Like everything my oldest brother says, there was merit. And little room for argument. Or sentimentality. And my mother, with her sixteen years of experience parenting adult children, folded her arms across her chest and decided that she would not pick this battle.
Two muffled pops and the porcupine was dead, a still and spiny little heap. I held our hysterical neighbor dog by the collar (he wanted nothing more than a face full of quills) while JR rolled the body into a laundry basket, walked over to my parents’ burn barrel and lowered the porcupine, basket and all, into the cold ashes.
“Well,” he said, “gotta go.” He loaded his family into their car and headed home. The family farm had been saved from unwanted incisors, and he other irons in the fire.
Which is how the Great Porcupine Cremation of 2009 fell to me.
I’d like to say, for the record, that this was my first ever cremation attempt. Here was what I knew going into it:
1. The human body is 80% water – I apply the same percentage to quilled rodents
2. The porcupine has been dead (by this time) for two days. Rigor mortis is sure to have set in. And it will probably have glassy open eyes. And its tongue might be hanging out like it was on a dead squirrel I saw once.
3. Mom wants her laundry basket back before the cremation commences.
And here are the steps to cremating a porcupine, should you ever be called upon to do so:
Step One: Dump porcupine (hereafter referred to as P) out of laundry basket, into burn barrel.
P appears intact – tongue still contained in mouth; eyes, as hypothesized, glassy; quills white and gray; claws curled into tiny fists to protest the world’s injustices, which have hit him rather hard of late.
Step Two: Start fire by pouring half a cup of gasoline on P and several pieces of pressure-treated junk wood. Watch for nails. Also, as I was told later by JR, watch for explosions from trying to start a fire with gasoline (no explosions noted).
P a bit singed, but was still primarily intact given that the fire was mostly happening above him.
Step Three: Build a bigger fire by throwing all manner of junk wood into barrel until flames are taller than you. Pause to find work gloves. Have a glass of iced tea as you wait for inferno to die down enough to check on P.
P appears slightly more singed, however quills are still intact and glassy eyes still accusatory. At abdomen, P has split open to reveal a ballooning large intestine, color: green.
Step Four: Staying well away from the mouth of the barrel to avoid possible large intestine explosion shrapnel, obtain a large stick or board and attempt to lever P up from its position at the bottom of the fire to the top, without actually pushing him over the edge and on to the ground. The idea being to create a sort of funeral pyre for P in manner of King Arthur or that one crazy king in the Lord of the Rings Trilogy. Or a Jedi warrior.

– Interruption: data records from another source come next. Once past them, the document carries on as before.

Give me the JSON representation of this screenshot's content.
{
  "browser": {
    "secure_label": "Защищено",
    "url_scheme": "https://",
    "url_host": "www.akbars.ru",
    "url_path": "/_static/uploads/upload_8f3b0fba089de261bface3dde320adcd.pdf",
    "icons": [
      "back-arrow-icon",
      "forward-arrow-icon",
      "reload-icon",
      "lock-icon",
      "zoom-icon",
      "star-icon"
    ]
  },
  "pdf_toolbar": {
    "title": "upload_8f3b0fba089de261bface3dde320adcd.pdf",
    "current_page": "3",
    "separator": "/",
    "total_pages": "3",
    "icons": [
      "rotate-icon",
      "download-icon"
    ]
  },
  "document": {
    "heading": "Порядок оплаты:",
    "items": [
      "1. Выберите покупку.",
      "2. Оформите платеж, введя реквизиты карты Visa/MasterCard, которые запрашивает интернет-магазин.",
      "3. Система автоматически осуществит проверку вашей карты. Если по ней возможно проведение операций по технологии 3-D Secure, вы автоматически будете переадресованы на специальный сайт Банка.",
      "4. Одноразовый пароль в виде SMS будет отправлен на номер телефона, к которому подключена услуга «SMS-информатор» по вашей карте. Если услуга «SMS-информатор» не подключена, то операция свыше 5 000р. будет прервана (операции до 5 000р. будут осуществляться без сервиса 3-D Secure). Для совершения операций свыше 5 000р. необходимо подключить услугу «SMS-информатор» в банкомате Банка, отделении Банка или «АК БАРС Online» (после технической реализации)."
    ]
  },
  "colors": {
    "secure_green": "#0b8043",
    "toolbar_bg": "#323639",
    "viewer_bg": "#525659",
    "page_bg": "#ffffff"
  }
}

P starting to look charred now – no sign of quills. Lots of sizzling as body fluids are released. Skin breaks apart revealing pink flesh underneath. Pervading smell: banana candy.
Step Five: Continue in this manner for…I don’t know, two hours? Add wood, and stir P to the top. Add wood and stir P to the top.
P has lost his tail. His lower organs are also gone, but his lungs are hanging in there like little troopers.
Step Six: Now it’s time for dinner. Get some good pieces of wood (none of that plywood crap) and rebuild your pyre, capping it off with P and then the little grate lid that goes on the barrel. Go inside and wash your hands. Eat rotisserie chicken.
P looks disturbingly similar to rotisserie chicken.
Step Seven: After you have eaten, go check on P. He will look just the same as when you left. But wait! Take off the grate! Tap P with stick. He will dissolve into a pile of dust.
Congratulations! You have just cremated a porcupine! Please send a self-addressed stamped envelope to Way to Go Kevin, along with your check or money order for $29.99, so we can we will mail your commemorative porcupine plaque, complete with certificate of authenticity.